Niemann-Pick Type C Disease

Angus Australia would like to make Angus breeders aware that researchers at the University of Sydney, in association with the Elizabeth Macarthur Agricultural Institute (EMAI), recently published a paper identifying the identification of a genetic condition in Angus and Angus cross cattle known as Niemann-Pick Type C disease.

It is important to note that the expression of this genetic condition occurred 15 years ago, was only reported in one herd, and there has not been any widespread reporting of the animals with similar neurological disease in other herds since this time. It is therefore anticipated that the frequency of the genetic condition within the current Angus population is minimal and no action is suggested other than being aware of the genetic condition in case animals are observed expressing similar symptoms.

Niemann-Pick type C is a rare genetic condition in humans and animals that impedes the transport of cholesterol and lipids inside cells, leading to the accumulation of these substances. Over time this causes tissue damage throughout the body and is fatal. Brain cells are affected early in the disease and affected humans and animals present with neurological clinical signs.

The identification of the existence of the genetic condition in Angus cattle results from the reports of several animals suffering progressive neurological disease in an individual commercial herd between 2002 – 2005.

The herd was using Angus bulls over an Angus crossbred female herd. In 2005, the herd reported the existence of three affected calves to the district veterinarian who commenced an investigation. Subsequent post-mortems, histopathology and cell culture work confirmed that the affected calves in this herd had Niemann-Pick type C disease.

Affected calves appeared normal at birth and reported to be in good body condition when the disease started at about 3 months of age. At that stage, the animals began to show weakness in their hindlimbs, a wide-based stance, sideways walking, leaning and falling over. The condition was exacerbated by stress such as mustering. The disease slowly progressed and led in some animals to head shaking (tremors), and in all animals at about 7 months of age, to complete loss of control of bodily movements and recumbency, requiring the animals to be euthanised.

It is important to note that similar progressive neurological conditions can be caused by other genetic and non-genetic conditions as well, and animals exhibiting similar symptoms may not necessarily be affected by Niemann-Pick type C disease.

Researchers at the University of Sydney have subsequently identified a DNA mutation that is likely to cause Niemann-Pick type C disease in cattle, and a DNA test is available from the Elizabeth Macarthur Agricultural Institute (EMAI).

About 400 cattle have been DNA tested for the mutation from the herd with the affected calves and a related herd.
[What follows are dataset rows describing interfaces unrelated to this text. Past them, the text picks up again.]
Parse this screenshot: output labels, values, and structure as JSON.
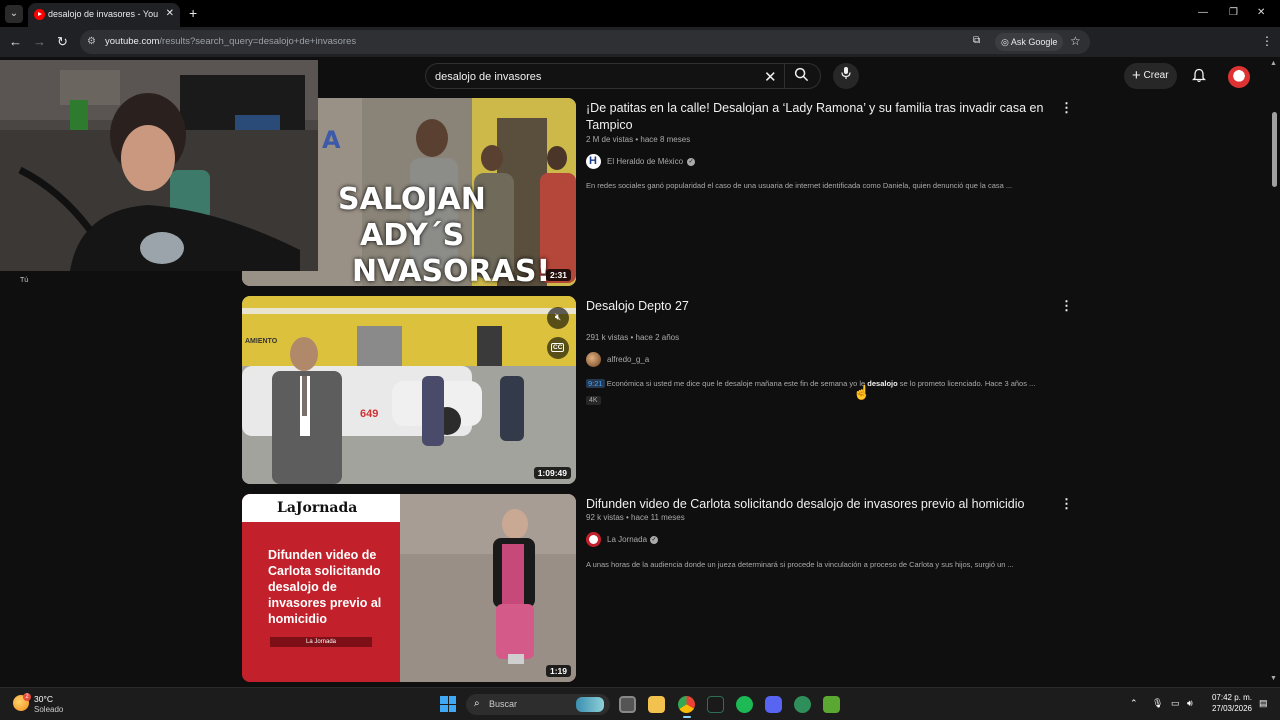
{
  "browser": {
    "tab_title": "desalojo de invasores - YouTube",
    "url_host": "youtube.com",
    "url_path": "/results?search_query=desalojo+de+invasores",
    "ask_google": "Ask Google",
    "profile_initial": "M"
  },
  "youtube": {
    "search_query": "desalojo de invasores",
    "create_label": "Crear",
    "videos": [
      {
        "title": "¡De patitas en la calle! Desalojan a ‘Lady Ramona’ y su familia tras invadir casa en Tampico",
        "views": "2 M de vistas",
        "age": "hace 8 meses",
        "channel": "El Heraldo de México",
        "verified": true,
        "description": "En redes sociales ganó popularidad el caso de una usuaria de internet identificada como Daniela, quien denunció que la casa ...",
        "duration": "2:31",
        "thumb_text_lines": [
          "SALOJAN",
          "ADY´S",
          "NVASORAS!"
        ],
        "thumb_sign": "A"
      },
      {
        "title": "Desalojo Depto 27",
        "views": "291 k vistas",
        "age": "hace 2 años",
        "channel": "alfredo_g_a",
        "verified": false,
        "timestamp_chip": "9:21",
        "description_before": "Económica si usted me dice que le desaloje mañana este fin de semana yo le ",
        "description_bold": "desalojo",
        "description_after": " se lo prometo licenciado. Hace 3 años ...",
        "badge": "4K",
        "duration": "1:09:49",
        "thumb_car_number": "649",
        "thumb_sign": "AMIENTO",
        "cc_label": "CC"
      },
      {
        "title": "Difunden video de Carlota solicitando desalojo de invasores previo al homicidio",
        "views": "92 k vistas",
        "age": "hace 11 meses",
        "channel": "La Jornada",
        "verified": true,
        "description": "A unas horas de la audiencia donde un jueza determinará si procede la vinculación a proceso de Carlota y sus hijos, surgió un ...",
        "duration": "1:19",
        "thumb_logo": "LaJornada",
        "thumb_headline": "Difunden video de Carlota solicitando desalojo de invasores previo al homicidio",
        "thumb_footer": "La Jornada"
      }
    ]
  },
  "webcam": {
    "label": "Tú"
  },
  "taskbar": {
    "temperature": "30°C",
    "condition": "Soleado",
    "weather_badge": "2",
    "search_placeholder": "Buscar",
    "time": "07:42 p. m.",
    "date": "27/03/2026"
  }
}
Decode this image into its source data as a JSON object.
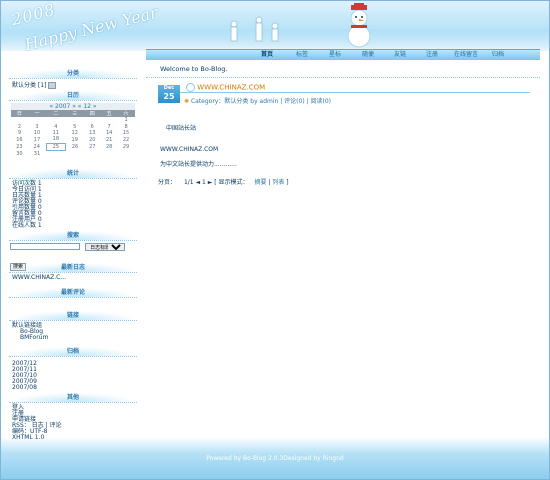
{
  "header": {
    "year": "2008",
    "greeting": "Happy New Year"
  },
  "nav": {
    "items": [
      {
        "label": "首页"
      },
      {
        "label": "标签"
      },
      {
        "label": "星标"
      },
      {
        "label": "随便"
      },
      {
        "label": "友链"
      },
      {
        "label": "注册"
      },
      {
        "label": "在线留言"
      },
      {
        "label": "归档"
      }
    ]
  },
  "sidebar": {
    "category": {
      "title": "分类",
      "item": "默认分类 [1]"
    },
    "calendar": {
      "title": "日历",
      "header": "« 2007 » « 12 »",
      "weekdays": [
        "日",
        "一",
        "二",
        "三",
        "四",
        "五",
        "六"
      ],
      "rows": [
        [
          "",
          "",
          "",
          "",
          "",
          "",
          "1"
        ],
        [
          "2",
          "3",
          "4",
          "5",
          "6",
          "7",
          "8"
        ],
        [
          "9",
          "10",
          "11",
          "12",
          "13",
          "14",
          "15"
        ],
        [
          "16",
          "17",
          "18",
          "19",
          "20",
          "21",
          "22"
        ],
        [
          "23",
          "24",
          "25",
          "26",
          "27",
          "28",
          "29"
        ],
        [
          "30",
          "31",
          "",
          "",
          "",
          "",
          ""
        ]
      ],
      "today": "25"
    },
    "stats": {
      "title": "统计",
      "lines": [
        "访问次数 1",
        "今日访问 1",
        "日志数量 1",
        "评论数量 0",
        "引用数量 0",
        "留言数量 0",
        "注册用户 0",
        "在线人数 1"
      ]
    },
    "search": {
      "title": "搜索",
      "input_value": "",
      "select_value": "日志标题",
      "button": "搜索"
    },
    "latest_posts": {
      "title": "最新日志",
      "item": "WWW.CHINAZ.C..."
    },
    "latest_comments": {
      "title": "最新评论"
    },
    "links": {
      "title": "链接",
      "group": "默认链接组",
      "items": [
        "Bo-Blog",
        "BMForum"
      ]
    },
    "archive": {
      "title": "归档",
      "items": [
        "2007/12",
        "2007/11",
        "2007/10",
        "2007/09",
        "2007/08"
      ]
    },
    "misc": {
      "title": "其他",
      "lines": [
        "登入",
        "注册",
        "申请链接",
        "RSS： 日志 | 评论",
        "编码：UTF-8",
        "XHTML 1.0"
      ]
    }
  },
  "main": {
    "welcome": "Welcome to Bo-Blog.",
    "post": {
      "month": "Dec",
      "day": "25",
      "title": "WWW.CHINAZ.COM",
      "meta": "Category：默认分类 by admin | 评论(0) | 阅读(0)",
      "body": [
        "中国站长站",
        "WWW.CHINAZ.COM",
        "为中文站长提供动力............"
      ]
    },
    "pager": {
      "label": "分页：",
      "pages": "1/1",
      "nav_text": "◄ 1 ► [ 显示模式：",
      "mode_summary": "摘要",
      "sep": "|",
      "mode_list": "列表",
      "end": "]"
    }
  },
  "footer": {
    "text": "Powered by Bo-Blog 2.0.3Designed by Ringnd"
  }
}
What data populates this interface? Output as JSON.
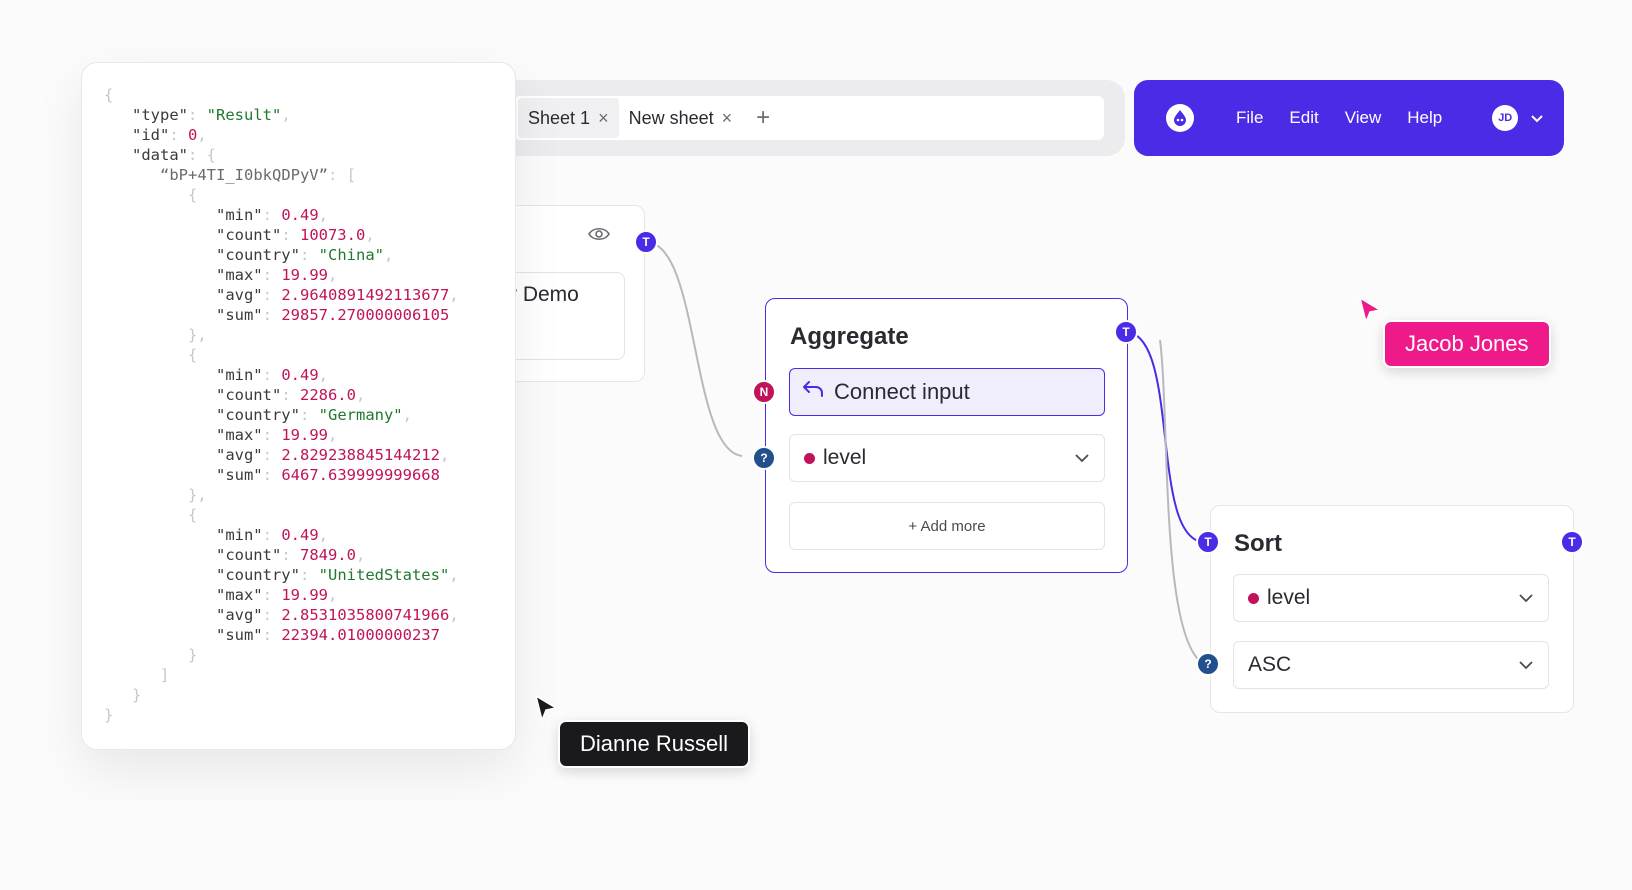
{
  "tabs": {
    "items": [
      {
        "label": "Sheet 1",
        "close": "×"
      },
      {
        "label": "New sheet",
        "close": "×"
      }
    ],
    "add_label": "+"
  },
  "menubar": {
    "menu": [
      "File",
      "Edit",
      "View",
      "Help"
    ],
    "avatar_initials": "JD",
    "accent_color": "#4b2be6"
  },
  "hidden_node": {
    "partial_text": "r Demo"
  },
  "json_panel": {
    "lines": [
      [
        [
          "p",
          "{"
        ]
      ],
      [
        [
          "p",
          "   "
        ],
        [
          "k",
          "\"type\""
        ],
        [
          "p",
          ": "
        ],
        [
          "s",
          "\"Result\""
        ],
        [
          "p",
          ","
        ]
      ],
      [
        [
          "p",
          "   "
        ],
        [
          "k",
          "\"id\""
        ],
        [
          "p",
          ": "
        ],
        [
          "n",
          "0"
        ],
        [
          "p",
          ","
        ]
      ],
      [
        [
          "p",
          "   "
        ],
        [
          "k",
          "\"data\""
        ],
        [
          "p",
          ": {"
        ]
      ],
      [
        [
          "p",
          "      "
        ],
        [
          "sg",
          "“bP+4TI_I0bkQDPyV”"
        ],
        [
          "p",
          ": ["
        ]
      ],
      [
        [
          "p",
          "         {"
        ]
      ],
      [
        [
          "p",
          "            "
        ],
        [
          "k",
          "\"min\""
        ],
        [
          "p",
          ": "
        ],
        [
          "n",
          "0.49"
        ],
        [
          "p",
          ","
        ]
      ],
      [
        [
          "p",
          "            "
        ],
        [
          "k",
          "\"count\""
        ],
        [
          "p",
          ": "
        ],
        [
          "n",
          "10073.0"
        ],
        [
          "p",
          ","
        ]
      ],
      [
        [
          "p",
          "            "
        ],
        [
          "k",
          "\"country\""
        ],
        [
          "p",
          ": "
        ],
        [
          "s",
          "\"China\""
        ],
        [
          "p",
          ","
        ]
      ],
      [
        [
          "p",
          "            "
        ],
        [
          "k",
          "\"max\""
        ],
        [
          "p",
          ": "
        ],
        [
          "n",
          "19.99"
        ],
        [
          "p",
          ","
        ]
      ],
      [
        [
          "p",
          "            "
        ],
        [
          "k",
          "\"avg\""
        ],
        [
          "p",
          ": "
        ],
        [
          "n",
          "2.9640891492113677"
        ],
        [
          "p",
          ","
        ]
      ],
      [
        [
          "p",
          "            "
        ],
        [
          "k",
          "\"sum\""
        ],
        [
          "p",
          ": "
        ],
        [
          "n",
          "29857.270000006105"
        ]
      ],
      [
        [
          "p",
          "         },"
        ]
      ],
      [
        [
          "p",
          "         {"
        ]
      ],
      [
        [
          "p",
          "            "
        ],
        [
          "k",
          "\"min\""
        ],
        [
          "p",
          ": "
        ],
        [
          "n",
          "0.49"
        ],
        [
          "p",
          ","
        ]
      ],
      [
        [
          "p",
          "            "
        ],
        [
          "k",
          "\"count\""
        ],
        [
          "p",
          ": "
        ],
        [
          "n",
          "2286.0"
        ],
        [
          "p",
          ","
        ]
      ],
      [
        [
          "p",
          "            "
        ],
        [
          "k",
          "\"country\""
        ],
        [
          "p",
          ": "
        ],
        [
          "s",
          "\"Germany\""
        ],
        [
          "p",
          ","
        ]
      ],
      [
        [
          "p",
          "            "
        ],
        [
          "k",
          "\"max\""
        ],
        [
          "p",
          ": "
        ],
        [
          "n",
          "19.99"
        ],
        [
          "p",
          ","
        ]
      ],
      [
        [
          "p",
          "            "
        ],
        [
          "k",
          "\"avg\""
        ],
        [
          "p",
          ": "
        ],
        [
          "n",
          "2.829238845144212"
        ],
        [
          "p",
          ","
        ]
      ],
      [
        [
          "p",
          "            "
        ],
        [
          "k",
          "\"sum\""
        ],
        [
          "p",
          ": "
        ],
        [
          "n",
          "6467.639999999668"
        ]
      ],
      [
        [
          "p",
          "         },"
        ]
      ],
      [
        [
          "p",
          "         {"
        ]
      ],
      [
        [
          "p",
          "            "
        ],
        [
          "k",
          "\"min\""
        ],
        [
          "p",
          ": "
        ],
        [
          "n",
          "0.49"
        ],
        [
          "p",
          ","
        ]
      ],
      [
        [
          "p",
          "            "
        ],
        [
          "k",
          "\"count\""
        ],
        [
          "p",
          ": "
        ],
        [
          "n",
          "7849.0"
        ],
        [
          "p",
          ","
        ]
      ],
      [
        [
          "p",
          "            "
        ],
        [
          "k",
          "\"country\""
        ],
        [
          "p",
          ": "
        ],
        [
          "s",
          "\"UnitedStates\""
        ],
        [
          "p",
          ","
        ]
      ],
      [
        [
          "p",
          "            "
        ],
        [
          "k",
          "\"max\""
        ],
        [
          "p",
          ": "
        ],
        [
          "n",
          "19.99"
        ],
        [
          "p",
          ","
        ]
      ],
      [
        [
          "p",
          "            "
        ],
        [
          "k",
          "\"avg\""
        ],
        [
          "p",
          ": "
        ],
        [
          "n",
          "2.8531035800741966"
        ],
        [
          "p",
          ","
        ]
      ],
      [
        [
          "p",
          "            "
        ],
        [
          "k",
          "\"sum\""
        ],
        [
          "p",
          ": "
        ],
        [
          "n",
          "22394.01000000237"
        ]
      ],
      [
        [
          "p",
          "         }"
        ]
      ],
      [
        [
          "p",
          "      ]"
        ]
      ],
      [
        [
          "p",
          "   }"
        ]
      ],
      [
        [
          "p",
          "}"
        ]
      ]
    ]
  },
  "aggregate_node": {
    "title": "Aggregate",
    "connect_input": "Connect input",
    "field_value": "level",
    "add_more": "+ Add more"
  },
  "sort_node": {
    "title": "Sort",
    "field_value": "level",
    "order_value": "ASC"
  },
  "ports": {
    "t": "T",
    "n": "N",
    "q": "?"
  },
  "collaborators": [
    {
      "name": "Dianne Russell",
      "color": "#1a1a1d"
    },
    {
      "name": "Jacob Jones",
      "color": "#ef1a8a"
    }
  ]
}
The mutation frequency was estimated to be 3.5% across both herds. The condition is inherited recessively, which means that affected individuals have two copies of the mutation; one copy from the sire and one copy from the dam.

Any Angus breeders who have animals that are expressing similar symptoms and who would like to enquire about DNA testing should contact Dr Brendon O’Rourke at EMAI. Contact details are included below.

Dr Brendon O’Rourke
NSW Department of Primary Industries
Elizabeth Macarthur Agricultural Institute
(02) 4640 6441